In the past, we’ve shared how you can create a cheap and simple rain cover for your camera and lens using a Ziploc bag. While that solution is effective in protecting your gear, it might make it a bit difficult to adjust your lens and operate the rings.
If you’d like a little more access to your lens, you can also create a rain guard using the plastic cylindrical cover that comes with writable optical discs. Read more…
Are you a fan of small things? UK-based photo enthusiast Greg Dash is trying to launch “the world’s first digital Lomo-fisheye.” It’s a pint-sized digital toy camera that packs a 170-degree fisheye lens. Read more…
The Pacific Trash Vortex, also known as the “Great Pacific Garbage Patch,” is an area the size of Texas in the Pacific ocean in which there’s 6 times the amount of plastic as there is natural plankton. Photographer Kim Preston wanted to draw attention to this growing problem, so she shot a series of photographs titled Plastic Pacific that features everyday household plastic objects made to look like the sea life they’re choking to death. Read more…
Floating is a series of photos by photographer Andrew Brodhead that’s beautiful and creepy at the same time. Set in various landscapes and locations, each image shows wrapped like a mummy in plastic, and hovering a few feet above the ground.

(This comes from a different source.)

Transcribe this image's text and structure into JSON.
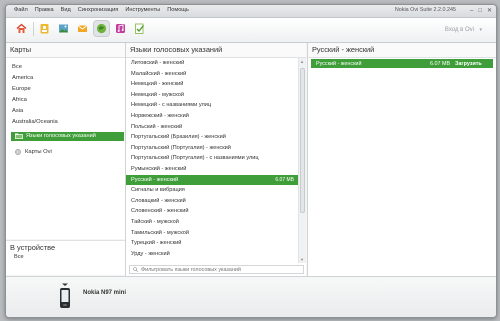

Read more…
Forget model airplanes… This Plamodel snap model kit is the one to buy if you’re a photo-enthusiast (or want to make your kid one). Created by Japanese design house superheadz, it uses simple snap-together parts that allow even the “not-so-mechanically inclined” to assemble their own 35mm camera. There’s 44 individual parts, and an instruction manual for building the camera is available online. You can check out some sample photos in this Flickr group pool, and buy one for $17 over on Amazon.
Photographer Chris Jordan uses his photography to bring awareness to a problem that many people have never heard about — baby albatross dying in the middle of the Pacific due to their parents feeding them plastic from the Pacific Garbage Patch. Jordan finds the carcasses of the baby birds scattered around the Midway Islands and captures how they died filled with plastic. Watching this video about his work will probably make you think twice about how you use and dispose of plastic.
Valentine’s Day is just around the corner (February 14th, to be exact), and if the special person in your life is a photography-lover, you might want to think about ditching the cards, flowers, and chocolates, and going with something a little more… lomo. Lomography has released two special edition Diana cameras for this special occasion. The “Love is in the Air” Diana Mini costs $119 and the “Take My Heart” Diana F+ costs $99.
The Spinner 360º is a new plastic camera by Lomography that lets you capture 360 degree panoramas on strips of 35mm film.
Shooting involves turning the camera on the handle, which exposes the film through a vertical slit while advancing he film at a speed that synchronizes it with what you’re capturing. You can either turn the camera by hand for longer exposure shots, or use the pullstring built into the handle.
Here are some example panoramas taken with the camera:
Eight panoramas can be captured on each roll, with the image covering even the sprocket holes. The camera is available from the Lomography store for €125.00, or about $150.
The Holga 120 3D Stereo Camera is a plastic, medium-format camera that captures two slightly offset images at the same time on 120 film. The resulting images are then viewable in stereo 3D using the special Holga 120 3D Slide Viewer. The camera itself costs $100, but for $150 you also get the 3D viewer, some 120 film, and a set of slide mounts.
If you’d prefer doing 3D photography digitally, Fujifilm’s FinePix REAL 3D W1 can do the trick, though, with an MSRP of $600, it costs nearly six times as much.